social media

I am often asked about social media and how jewellers should use them for digital marketing. And usually they’re are after a recipe: this may celebrity posts, this many product posts and this many ‘events’ posts and WE’RE ALL SET.

It’s very very hard to explain that this isn’t exactly how it works. That you have to find your own voice and figure out how to communicate your brand values. That your business needs to have a personality. When you follow the brands that do it REALLY well, like Astley Clarke, Tiffany, Stone and Strand, you feel that they are sharing their passion with you, that you get a glimpse into their world, a insider look at who they are and what they do. And with other companies you know are being ‘marketed to’ and ‘talked at’. Shown products. I can’t explain it any better than that, and unfortunately following a recipe or worse, copying the ‘good’ ones just doesn’t work. What works for one company, might not work for another.

The absolute best example is Boden. If you know the brand, the moment I mention this name you have an image in your head: colour, fun, style, happiness, polka dots, yellow jackets.. and so on. They manage to create a ‘vibe’ and a whole ‘boden world’; someone there has an amazing ‘voice’ to put to the brand. But that style/vibe might not work for your business, if you try to copy Boden or Tiffany, it’s very obvious. Instead, you should try and tap into the core values, figure out what your brand is really about and what makes it different than any other, find a way to let the passion for what you do to speak through the social media content. And include some fun in there too, a bit of playfulness works a treat :D

e-commerce and retail – the next big thing?

Got to discussing the Next Big Thing in e-commerce with a friend yesterday.
Personally, I think the single user view is the next big ‘to do’, collating online and offline customer data could be a dealbreaker when it comes to targeting and personalisation. Online buying patterns might differ greatly from the offline brick and mortar shop purchases and the retailers need to find a way to collate those data sets, using the ‘digital passport’ or any other means.
To be effective, the marketing message needs to be consistent and carefully targeted across ALL channels. You might be missing huge opportunities, if your print marketing is different to your online, because you’re going on store purchases. Or if you’re segmenting, and marketing to, your online customers based on their online purchases (while they would only buy silver under £500 on your site, the same person might happily buy precious jewellery over £1,000 in your store).

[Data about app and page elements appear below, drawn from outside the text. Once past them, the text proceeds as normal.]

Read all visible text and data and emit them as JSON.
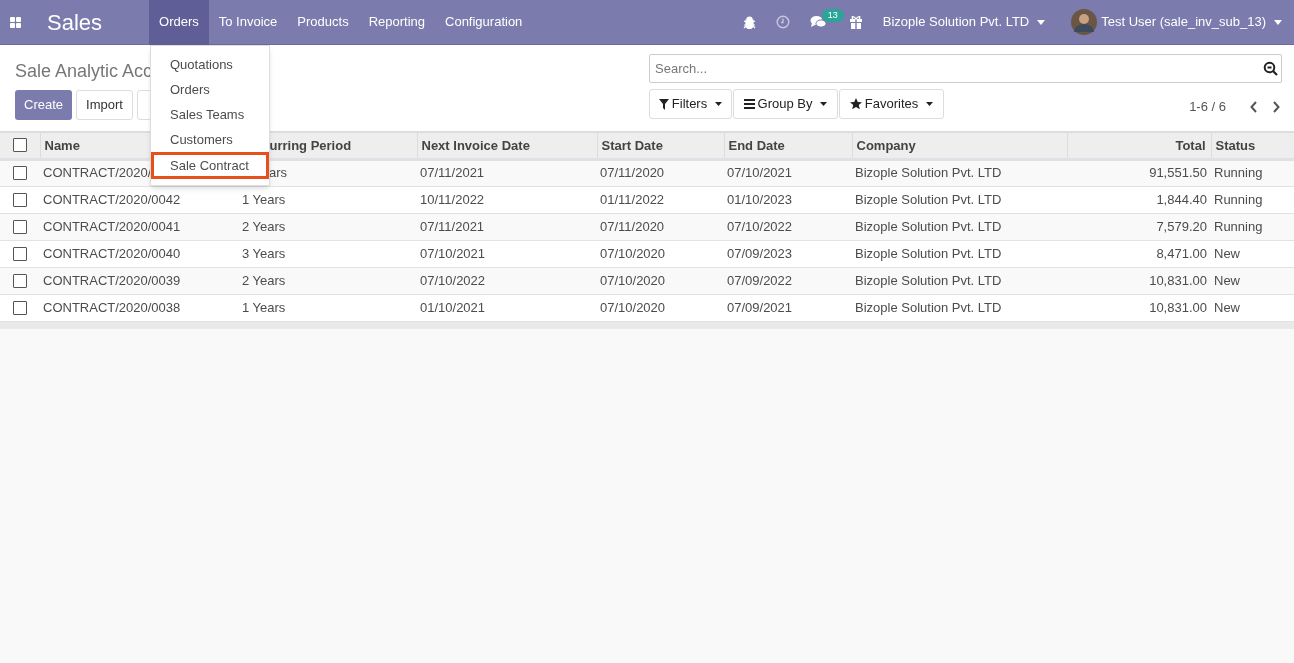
{
  "navbar": {
    "app": "Sales",
    "menus": [
      {
        "label": "Orders",
        "selected": true
      },
      {
        "label": "To Invoice",
        "selected": false
      },
      {
        "label": "Products",
        "selected": false
      },
      {
        "label": "Reporting",
        "selected": false
      },
      {
        "label": "Configuration",
        "selected": false
      }
    ],
    "message_count": "13",
    "company": "Bizople Solution Pvt. LTD",
    "user": "Test User (sale_inv_sub_13)"
  },
  "dropdown": {
    "items": [
      {
        "label": "Quotations",
        "selected": false
      },
      {
        "label": "Orders",
        "selected": false
      },
      {
        "label": "Sales Teams",
        "selected": false
      },
      {
        "label": "Customers",
        "selected": false
      },
      {
        "label": "Sale Contract",
        "selected": true
      }
    ]
  },
  "control_panel": {
    "title": "Sale Analytic Acc",
    "buttons": [
      "Create",
      "Import"
    ],
    "search": {
      "placeholder": "Search..."
    },
    "filters": [
      "Filters",
      "Group By",
      "Favorites"
    ],
    "pager": "1-6 / 6"
  },
  "table": {
    "select_all_checked": false,
    "columns": [
      "Name",
      "urring Period",
      "Next Invoice Date",
      "Start Date",
      "End Date",
      "Company",
      "Total",
      "Status"
    ],
    "rows": [
      {
        "checked": false,
        "cells": [
          "CONTRACT/2020/",
          "ars",
          "07/11/2021",
          "07/11/2020",
          "07/10/2021",
          "Bizople Solution Pvt. LTD",
          "91,551.50",
          "Running"
        ]
      },
      {
        "checked": false,
        "cells": [
          "CONTRACT/2020/0042",
          "1 Years",
          "10/11/2022",
          "01/11/2022",
          "01/10/2023",
          "Bizople Solution Pvt. LTD",
          "1,844.40",
          "Running"
        ]
      },
      {
        "checked": false,
        "cells": [
          "CONTRACT/2020/0041",
          "2 Years",
          "07/11/2021",
          "07/11/2020",
          "07/10/2022",
          "Bizople Solution Pvt. LTD",
          "7,579.20",
          "Running"
        ]
      },
      {
        "checked": false,
        "cells": [
          "CONTRACT/2020/0040",
          "3 Years",
          "07/10/2021",
          "07/10/2020",
          "07/09/2023",
          "Bizople Solution Pvt. LTD",
          "8,471.00",
          "New"
        ]
      },
      {
        "checked": false,
        "cells": [
          "CONTRACT/2020/0039",
          "2 Years",
          "07/10/2022",
          "07/10/2020",
          "07/09/2022",
          "Bizople Solution Pvt. LTD",
          "10,831.00",
          "New"
        ]
      },
      {
        "checked": false,
        "cells": [
          "CONTRACT/2020/0038",
          "1 Years",
          "01/10/2021",
          "07/10/2020",
          "07/09/2021",
          "Bizople Solution Pvt. LTD",
          "10,831.00",
          "New"
        ]
      }
    ]
  }
}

My friend, a digital marketer herself, thinks that an even bigger shift to mobile devices, mainly tablets, is the one to look for. Any company adapted and prepared for that is going to win big (much scope for creative segmenting here as well). Recent data trends (via dotRising) seem to support that…

time will tell..

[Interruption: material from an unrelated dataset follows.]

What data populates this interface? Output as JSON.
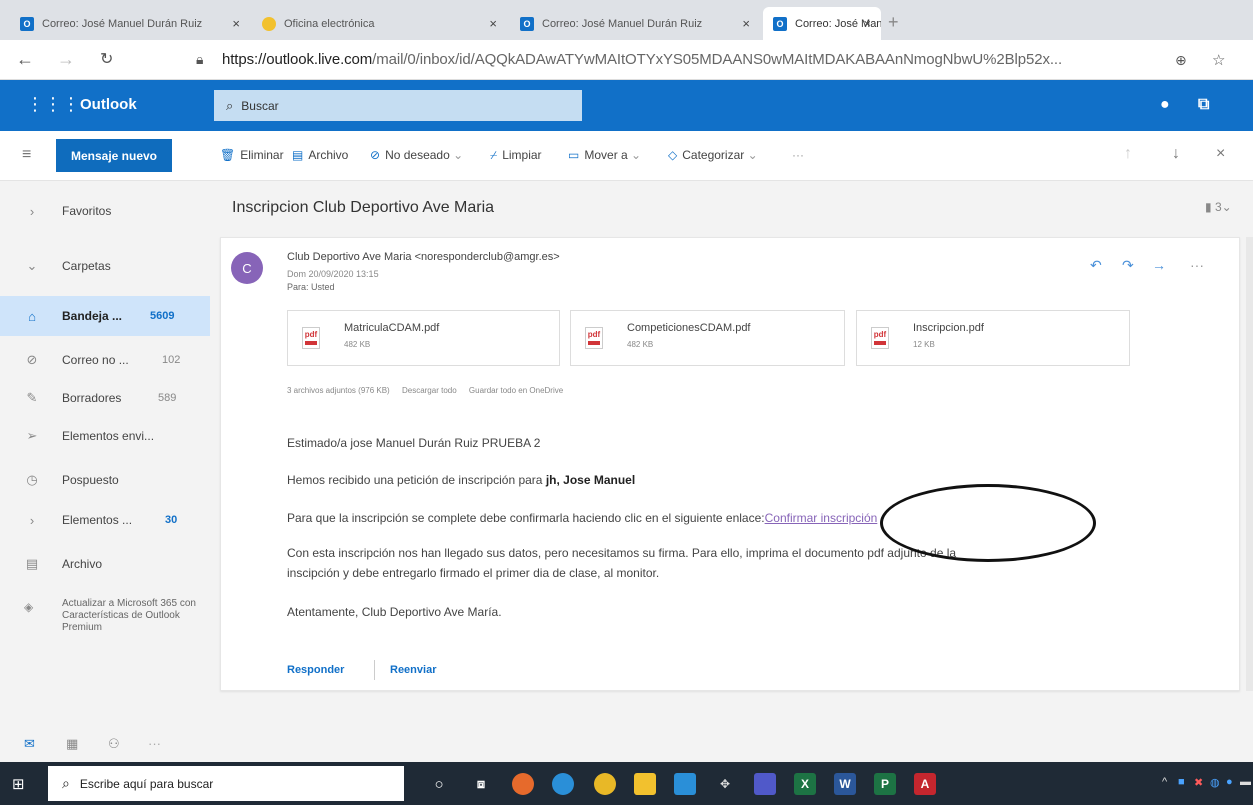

Fast pace of digital

Couple of talks at recent digital marketing events made me realise that we’re all scrambling hard to keep the pace. We were all happy to deploy our shiny new responsive sites, only to see bootstrap release v3, now it’s the mobile-first approach. Adaptive is the new responsive, twitter cards are already old hat, Facebook business pages go through yet another update. Not to mention all the new APIs for e-commerce and fulfillment. You’ve deployed the universal analytics but that’s not quite enough. Segmentation is the new black, and it all takes time to implement and adjust your digital offering to new approach, personalization and all. And why are you not on Vime??

It was refreshing to hear others admit honestly that they are also finding the pace challenging. Don’t get me wrong, I love it, that’s why we’re all in digital, right? Because it offers so much variety and adapts quickly to new times. But it does all make your head swirl. Just a bit :)

digital marketing trends

Strongly recommend Econsultancy and dotRising, two brilliant resources on digital marketing and the upcoming trends. They carry a wide selection of topics, with very good in-depth data driven analysis, as well as superb walk-throughs and examples from real campaigns.

Another regular read is TrendWatching, focused on new marketing approaches and strategy in general, not just digital. Their briefings give real insight into changing consumer trends, with very good implementation examples.